Back To The Future is both undeniably timeless (its place in pop culture is beyond question) and incredibly dated (it’s very much a product of its time). Interestingly, it’s a period piece made in 1985 that depicts 1985 as an era as distant-seeming as its version of 1955. Of course, when Back To The Future was first released, 1985 just looked like “now.” It’s entirely possible that director Robert Zemeckis and co-writer Bob Gale referenced Ronald Reagan and Eddie Van Halen and dressed Fox’s Marty McFly up in a denim jacket and Calvin Klein underwear because they wanted Back To The Future to exist in the same universe as The Breakfast Club, Girls Just Want To Have Fun, and other teen films from 1985. But I’m going to give them way more credit than they probably deserve. I think Zemeckis and Gale knew all the timely accoutrements signifying “the present” in Back To The Future would inevitably look like 1985 within just a couple of years; in fact, they were banking on it. Zemeckis and Gale were trying to create an archetypical representation of 1985 just like they did for 1955, with its soda fountains, social repression, and subjugated black people.
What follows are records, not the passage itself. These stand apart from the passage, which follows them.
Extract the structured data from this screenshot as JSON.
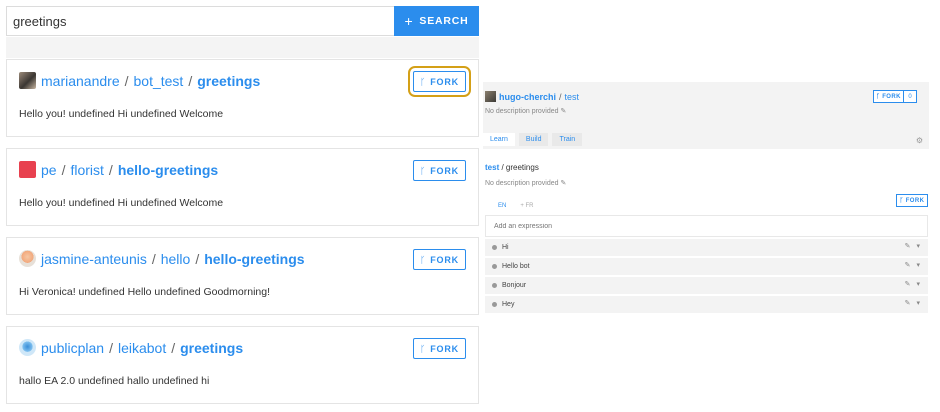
{
  "search": {
    "value": "greetings",
    "button_label": "SEARCH"
  },
  "results": [
    {
      "owner": "marianandre",
      "project": "bot_test",
      "repo": "greetings",
      "description": "Hello you! undefined Hi undefined Welcome",
      "fork_label": "FORK"
    },
    {
      "owner": "pe",
      "project": "florist",
      "repo": "hello-greetings",
      "description": "Hello you! undefined Hi undefined Welcome",
      "fork_label": "FORK"
    },
    {
      "owner": "jasmine-anteunis",
      "project": "hello",
      "repo": "hello-greetings",
      "description": "Hi Veronica! undefined Hello undefined Goodmorning!",
      "fork_label": "FORK"
    },
    {
      "owner": "publicplan",
      "project": "leikabot",
      "repo": "greetings",
      "description": "hallo EA 2.0 undefined hallo undefined hi",
      "fork_label": "FORK"
    }
  ],
  "detail": {
    "owner": "hugo-cherchi",
    "project": "test",
    "description": "No description provided",
    "fork_label": "FORK",
    "fork_count": "0",
    "tabs": [
      "Learn",
      "Build",
      "Train"
    ],
    "intent_owner": "test",
    "intent_name": "greetings",
    "intent_description": "No description provided",
    "intent_fork_label": "FORK",
    "languages": [
      "EN",
      "+ FR"
    ],
    "add_placeholder": "Add an expression",
    "expressions": [
      "Hi",
      "Hello bot",
      "Bonjour",
      "Hey"
    ]
  },
  "colors": {
    "accent": "#2b8ded",
    "focus_outline": "#d4a017"
  }
}
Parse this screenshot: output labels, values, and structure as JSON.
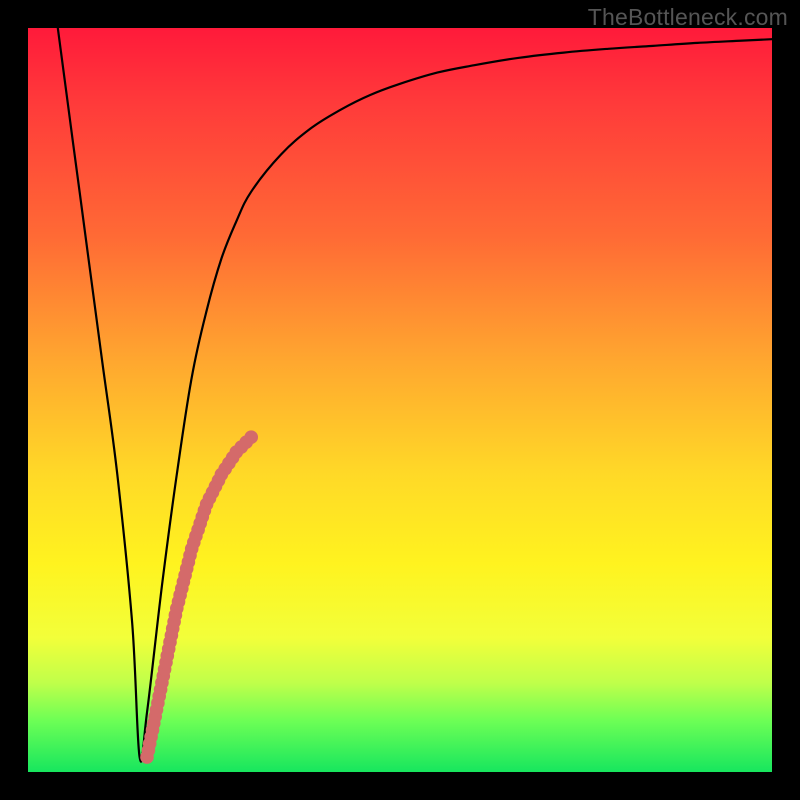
{
  "watermark": "TheBottleneck.com",
  "chart_data": {
    "type": "line",
    "title": "",
    "xlabel": "",
    "ylabel": "",
    "xlim": [
      0,
      100
    ],
    "ylim": [
      0,
      100
    ],
    "grid": false,
    "legend": false,
    "series": [
      {
        "name": "curve",
        "color": "#000000",
        "x": [
          4,
          6,
          8,
          10,
          12,
          14,
          15,
          16,
          18,
          20,
          22,
          24,
          26,
          28,
          30,
          34,
          38,
          42,
          46,
          50,
          55,
          60,
          66,
          72,
          78,
          84,
          90,
          96,
          100
        ],
        "values": [
          100,
          85,
          70,
          55,
          40,
          20,
          2,
          8,
          25,
          40,
          53,
          62,
          69,
          74,
          78,
          83,
          86.5,
          89,
          91,
          92.5,
          94,
          95,
          96,
          96.7,
          97.2,
          97.6,
          98,
          98.3,
          98.5
        ]
      },
      {
        "name": "highlight-segment",
        "color": "#d46a6a",
        "x": [
          16,
          18,
          20,
          22,
          24,
          26,
          28,
          30
        ],
        "values": [
          2,
          12,
          22,
          30,
          36,
          40,
          43,
          45
        ]
      }
    ]
  }
}
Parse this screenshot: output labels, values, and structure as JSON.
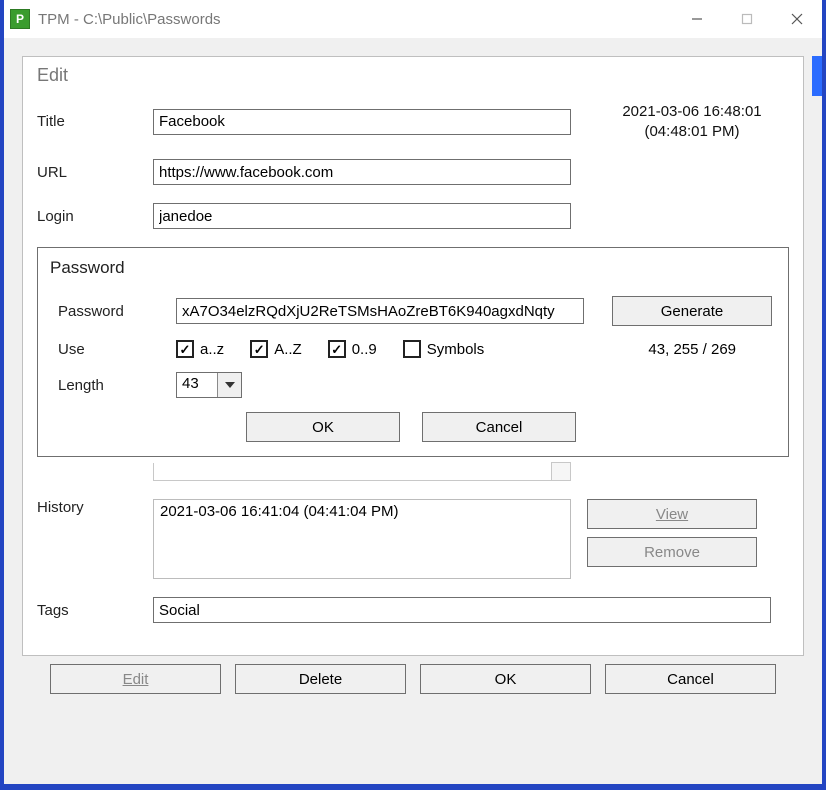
{
  "window": {
    "title": "TPM - C:\\Public\\Passwords",
    "app_icon_letter": "P"
  },
  "panel": {
    "heading": "Edit",
    "timestamp_line1": "2021-03-06 16:48:01",
    "timestamp_line2": "(04:48:01 PM)"
  },
  "labels": {
    "title": "Title",
    "url": "URL",
    "login": "Login",
    "password_group": "Password",
    "password": "Password",
    "use": "Use",
    "length": "Length",
    "history": "History",
    "tags": "Tags"
  },
  "fields": {
    "title": "Facebook",
    "url": "https://www.facebook.com",
    "login": "janedoe",
    "password": "xA7O34elzRQdXjU2ReTSMsHAoZreBT6K940agxdNqty",
    "length": "43",
    "tags": "Social"
  },
  "checks": {
    "az": "a..z",
    "AZ": "A..Z",
    "digits": "0..9",
    "symbols": "Symbols"
  },
  "stats": "43, 255 / 269",
  "buttons": {
    "generate": "Generate",
    "ok": "OK",
    "cancel": "Cancel",
    "view": "View",
    "remove": "Remove",
    "edit": "Edit",
    "delete": "Delete"
  },
  "history": {
    "entry": "2021-03-06 16:41:04 (04:41:04 PM)"
  }
}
In this way, Back To The Future only gets better the further we get from the ’80s. Everything that defines Marty McFly-how he walks, talks, acts, and dresses-acts as instantly recognizable shorthand for the year he comes from.